And yet, as those individuals already using domestic PV systems point out, photovoltaic systems can make it possible for every home and building to be its own power station. If a tree falls across conventional power lines in a storm, it plunges a whole area into darkness.
The PV-powered home, immune to this type of disruption, is generally safe from similar, storm-related damage, too, as the panels are open to the sun and generally clear of overhanging tree limbs.
The current PV cost is a little under $10 a peak kilowatt, down dramatically from $1,000 just 15 years ago. This makes PV competitive with home diesel generation right now and also for remote homes where running the power line could cost $5,000 or more.
On average, a single panel of PV cells will produce 11 amperes of electricity (2 amperes an hour) given 5 1/2 hours of sunshine. That's enough to run two 15 -ampere lights for three hours, plus a cassette/AM-FM/stereo for two hours and a black-and-white television set (12 volts) for an hour.
As a matter of fact, there would then be enough power left over for six minutes of intermittent use by a kitchen blender.
Steven Strong, whose Solar Design Associates of Lincoln, Mass., recently broke ground for the country's first full-size stand-alone PV home, says photovoltaics will spread around the country in the coming decade by what he sees as the ''trickle-down, trickle-up'' pattern of demand.
Trickle-down influence will come from those affluent homeowners who want to be the first to use innovative products and install large PV systems. Trickle-up pressure will come from the growing number of people who have settled far from conventional power lines and find it economical to turn to PV panels for basic lighting and other needs.
The two market segments will grow steadily closer, according to Strong, creating a demand that will be large enough to justify full-scale PV production with the attendant economies of scale.
About 10 percent of the energy consumed in the United States by the ultimate user is electricity. Yet it takes fully 30 percent of all energy used in the US to produce that 10 percent, because of inefficiencies in production and transmission. PV transmission loss from the roof into the house is nonexistent by comparison. In any event, the original energy is free.
Meanwhile, as Joel Davidson, who powers his own remote Arkansas home with a 6 -panel system, sees it: (for those who use electricity conservatively,) ''the good news on photovoltaics is not 1986 or anytime this decade. It is now.''
''Solar Electricity.

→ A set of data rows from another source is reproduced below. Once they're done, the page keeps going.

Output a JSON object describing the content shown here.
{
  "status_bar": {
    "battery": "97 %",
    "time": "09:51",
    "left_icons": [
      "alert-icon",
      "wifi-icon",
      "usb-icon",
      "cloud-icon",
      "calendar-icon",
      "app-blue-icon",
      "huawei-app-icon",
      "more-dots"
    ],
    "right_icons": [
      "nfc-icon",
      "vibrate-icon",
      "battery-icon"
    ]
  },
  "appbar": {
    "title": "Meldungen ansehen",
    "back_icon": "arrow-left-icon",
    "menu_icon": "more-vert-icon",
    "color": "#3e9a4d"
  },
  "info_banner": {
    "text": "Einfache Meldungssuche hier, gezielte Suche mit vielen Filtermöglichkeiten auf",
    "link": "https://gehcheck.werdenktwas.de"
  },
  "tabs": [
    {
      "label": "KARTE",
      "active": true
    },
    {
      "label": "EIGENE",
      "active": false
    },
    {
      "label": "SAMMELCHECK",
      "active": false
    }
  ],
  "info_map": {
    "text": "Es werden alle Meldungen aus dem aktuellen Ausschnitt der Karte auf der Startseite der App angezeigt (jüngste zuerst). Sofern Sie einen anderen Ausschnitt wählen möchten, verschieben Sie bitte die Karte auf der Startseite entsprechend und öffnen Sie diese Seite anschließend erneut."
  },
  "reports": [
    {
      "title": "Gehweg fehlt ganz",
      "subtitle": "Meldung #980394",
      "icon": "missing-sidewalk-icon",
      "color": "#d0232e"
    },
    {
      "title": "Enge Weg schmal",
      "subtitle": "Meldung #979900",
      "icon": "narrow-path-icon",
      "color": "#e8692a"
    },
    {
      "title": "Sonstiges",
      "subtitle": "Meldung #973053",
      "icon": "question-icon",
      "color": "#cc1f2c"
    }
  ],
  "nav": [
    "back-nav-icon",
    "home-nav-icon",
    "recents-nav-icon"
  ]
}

Making the Sun Work for You'' ($12.95) is an excellent backgrounder, written in nontechnical language for the layman interested in photovoltaics. It is available from Monegon Ltd., 4 Professional Drive, Gaithersburg, Md. 20760.